# [PROBLEM REQUIREMENTS]
For the word "icon", count the lines of the records that hold it, and give only that number.

# [DATA UNDER STUDY]
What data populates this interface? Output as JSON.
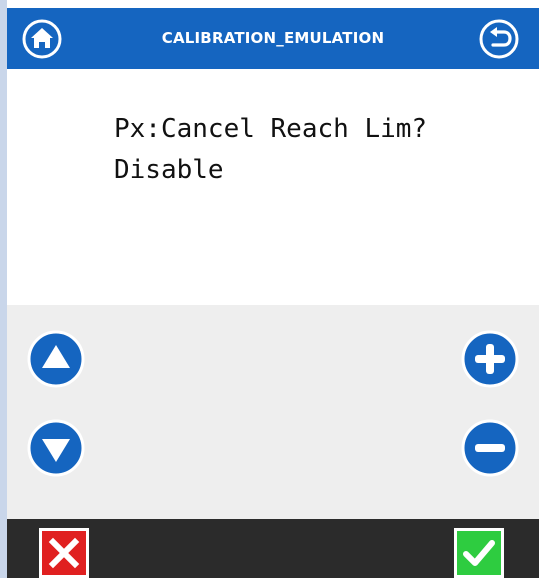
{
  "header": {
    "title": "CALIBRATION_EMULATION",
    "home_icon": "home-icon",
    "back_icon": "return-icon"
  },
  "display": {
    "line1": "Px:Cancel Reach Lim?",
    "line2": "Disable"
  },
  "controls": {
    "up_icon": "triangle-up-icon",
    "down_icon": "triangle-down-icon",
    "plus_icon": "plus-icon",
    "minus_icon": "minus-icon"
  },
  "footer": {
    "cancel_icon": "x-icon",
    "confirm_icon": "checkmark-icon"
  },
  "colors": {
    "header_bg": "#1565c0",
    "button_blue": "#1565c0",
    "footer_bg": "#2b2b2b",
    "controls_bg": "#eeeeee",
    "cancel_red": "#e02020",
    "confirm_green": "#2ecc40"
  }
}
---
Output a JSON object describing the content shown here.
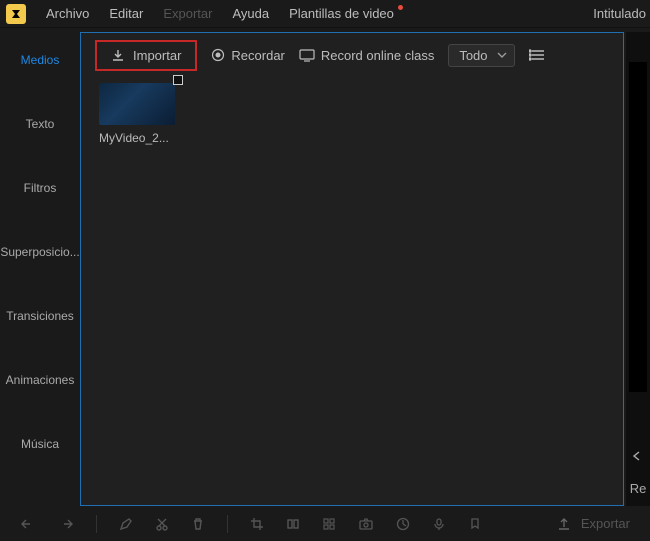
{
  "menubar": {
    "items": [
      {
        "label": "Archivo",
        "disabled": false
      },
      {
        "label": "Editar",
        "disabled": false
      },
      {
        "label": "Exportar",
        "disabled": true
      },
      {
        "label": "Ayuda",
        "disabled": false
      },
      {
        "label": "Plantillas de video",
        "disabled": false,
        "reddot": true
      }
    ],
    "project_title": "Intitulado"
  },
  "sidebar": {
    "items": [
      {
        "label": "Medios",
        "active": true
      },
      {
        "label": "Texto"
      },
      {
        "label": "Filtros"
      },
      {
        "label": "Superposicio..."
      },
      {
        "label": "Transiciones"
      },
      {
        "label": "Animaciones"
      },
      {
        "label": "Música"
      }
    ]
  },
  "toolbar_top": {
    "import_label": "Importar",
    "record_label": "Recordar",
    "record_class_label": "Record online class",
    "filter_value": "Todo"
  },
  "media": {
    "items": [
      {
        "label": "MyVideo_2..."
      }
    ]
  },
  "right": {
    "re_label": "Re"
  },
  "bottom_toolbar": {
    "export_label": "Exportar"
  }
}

# [EXERCISE RESULT]
8